Pension funds have raised concerns that the Financial Conduct Authority’s (FCA) proposed equity listing rule reforms will make UK-listed companies less attractive to investors and dilute shareholders rights.
Since 2008, the number of UK listed companies has fallen by 40%. As a result the FCA launched a consultation last year proposing to replace standard and premium listing share categories with a single listing category for commercial company issuers of equity shares.
In response to the consultation – which closed today – Railpen together with nine other signatories, including Brightwell, Brunel Pensions Partnership, The Church of England Pensions Board, HSBC Bank Pension Scheme, Merseyside Pension Fund, NEST, People’s Partnership, TPT Retirement Solutions and Universities Superannuation Scheme (USS), published a letter responding to the FCA.

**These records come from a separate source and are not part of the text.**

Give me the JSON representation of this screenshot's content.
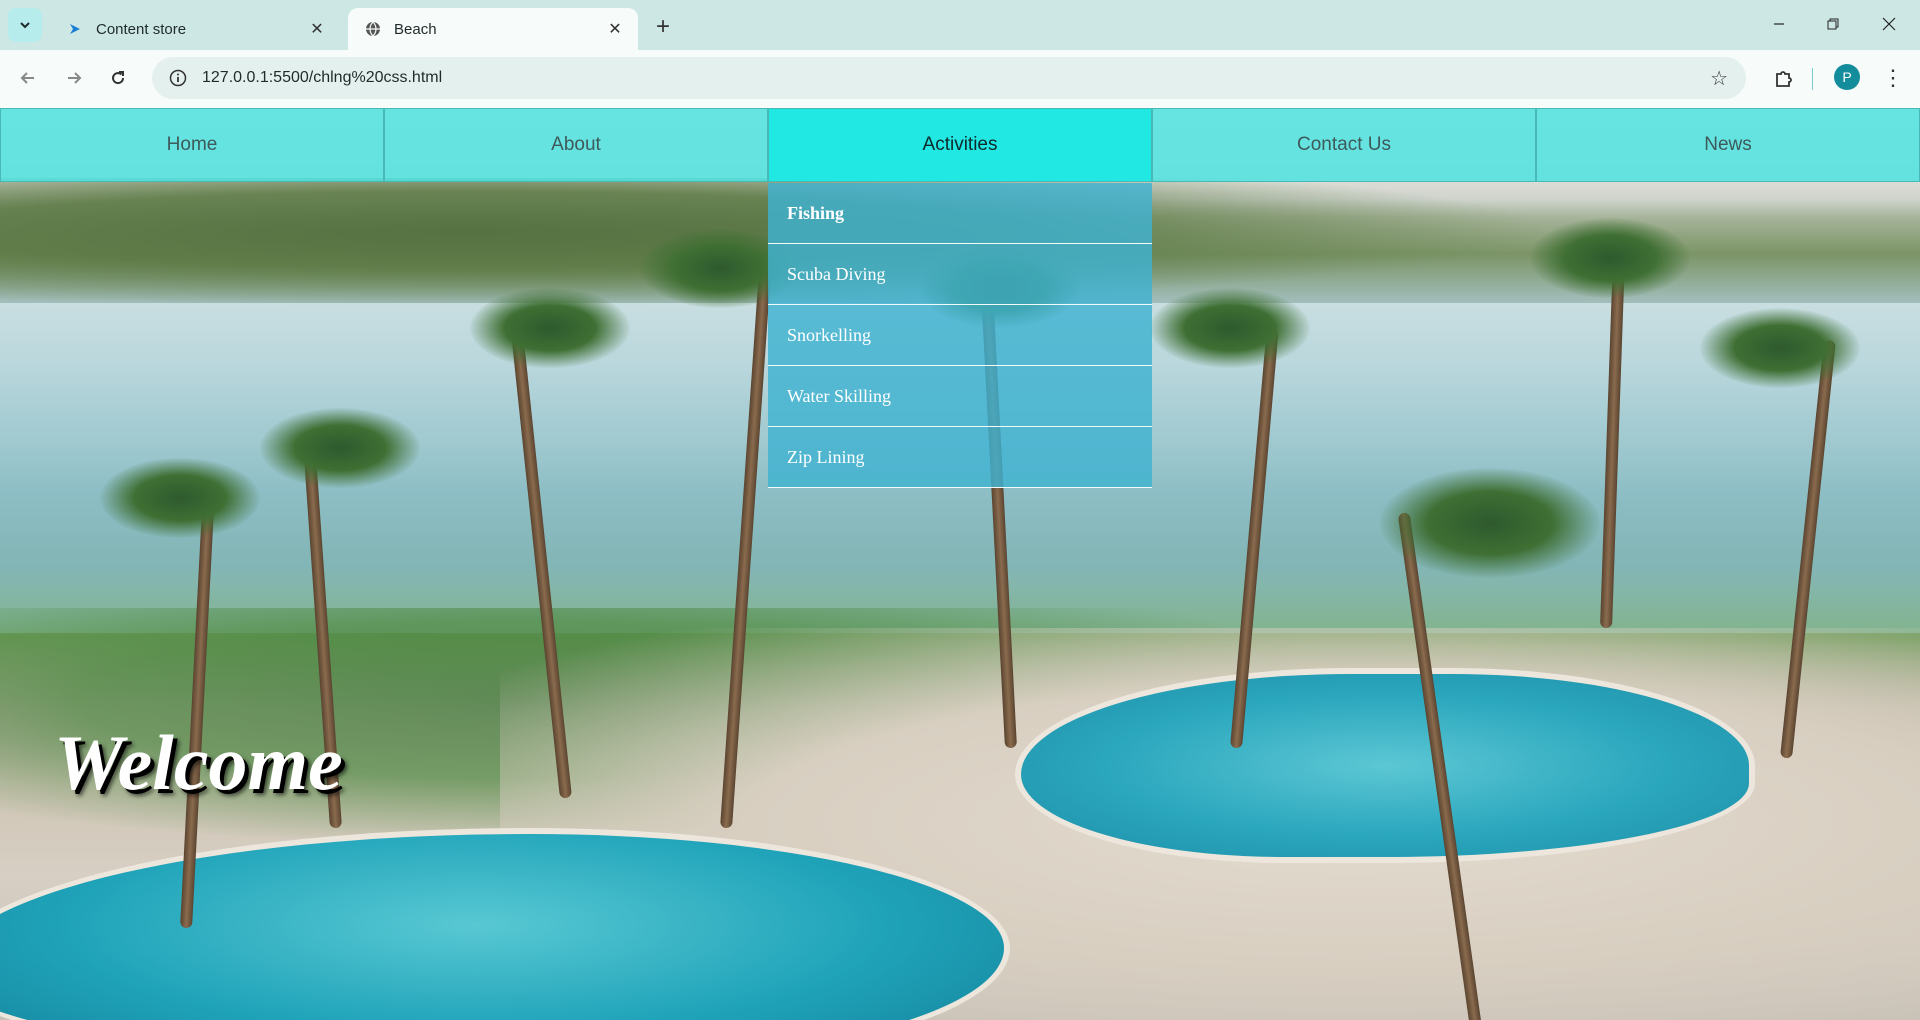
{
  "browser": {
    "tabs": [
      {
        "title": "Content store",
        "icon": "content-store-favicon",
        "active": false
      },
      {
        "title": "Beach",
        "icon": "globe-icon",
        "active": true
      }
    ],
    "url": "127.0.0.1:5500/chlng%20css.html",
    "profile_initial": "P"
  },
  "nav": {
    "items": [
      "Home",
      "About",
      "Activities",
      "Contact Us",
      "News"
    ],
    "active": "Activities"
  },
  "dropdown": {
    "items": [
      "Fishing",
      "Scuba Diving",
      "Snorkelling",
      "Water Skilling",
      "Zip Lining"
    ]
  },
  "hero": {
    "heading": "Welcome",
    "background": "beach resort photo with palm trees and pools"
  },
  "colors": {
    "nav_bg": "#4ee2e0",
    "nav_active": "#22e8e4",
    "dropdown_bg": "#3fb2d1"
  }
}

The pension funds welcomed the current conversation on creating a “vibrant UK capital market”, however they warned that the watchdog’s proposed reforms will not lead to “the healthy capital markets we all want”.
Instead, the signatories believe the proposed changes would exacerbate the current issues by making UK-listed companies less attractive to investors.
In addition, signatories believe that the current proposals would roll back fundamental investor protections, such as the right to a shareholder vote on both significant and related party transactions, as well as the equal voting rights that serve as the foundation of a fair and democratic capitalist system.
The letter added that diluting shareholder rights meant that investors would find it more challenging to act as effective stewards of their assets.
The letter continued that while signatories were previously supportive of policymakers efforts to support investors in undertaking robust stewardship in members’ best interest, the current proposals risk “undoing much of the progress achieved” by fundamentally reducing shareholder protections in a way that would ultimately leave scheme members exposed to more significant risks and higher costs.
From conversations with portfolio companies, initial public offering (IPO) advisers, and managers, the signatories said that innovative companies are primarily looking for “fair valuations, a stable policy, economic, and political environment, with a deep, liquid pool of thoughtful and long-term domestic and international capital”.
PLSA warns of reduced standards
Similarly to Railpen and the other pension funds, the Pensions and Lifetime Savings Association (PLSA) has also issued a warning that the proposed changes will reduce the standards expected of existing companies, instead of increasing the number of listed companies.
In response to the consultation, the PLSA said it believes the proposed changes would weaken shareholder rights by removing some important checks and balances, in particular for asset owners and retail investors, leading to a lack of diverse input and challenge from asset managers to companies.
The associaiton agreed that there had been a decline in IPOs in the UK, not just across the premium segment but across other segments too. However, it said that it is not proven that governance standards and investor protections required by a premium listing are, specifically, the root cause of the decline in IPOs across both the main market and the Alternative Investment Market.
As capital markets are complex, the PLSA said it would be supportive of an evidence-based, cross-governmental investigation into the root causes of this decline, which could then provide the appropriate basis for solutions which genuinely make a difference and continue to require shareholder approval in circumstances which warrant this.
It added that international investors have told its members the UK market is considered attractive and is able to hold its own against other financial markets due to high corporate governance standards and robust investor protections.
However, the association believes the current FCA proposals may not result in more companies listing, but will reduce the standards expected of existing companies by diluting quality universally.
Joe Dabrowski, deputy director of policy at the PLSA, said: “The UK is an attractive market for international investors precisely because our governance standards are high. Companies achieving a UK listing is a powerful signal that a company is well-run and well-placed to thrive now and over the long term.”
He added that the new rules “run the risk of having a contrary effect to what is hoped for”, by potentially reducing the pool of institutional and retail investors willing to invest in UK-listed companies.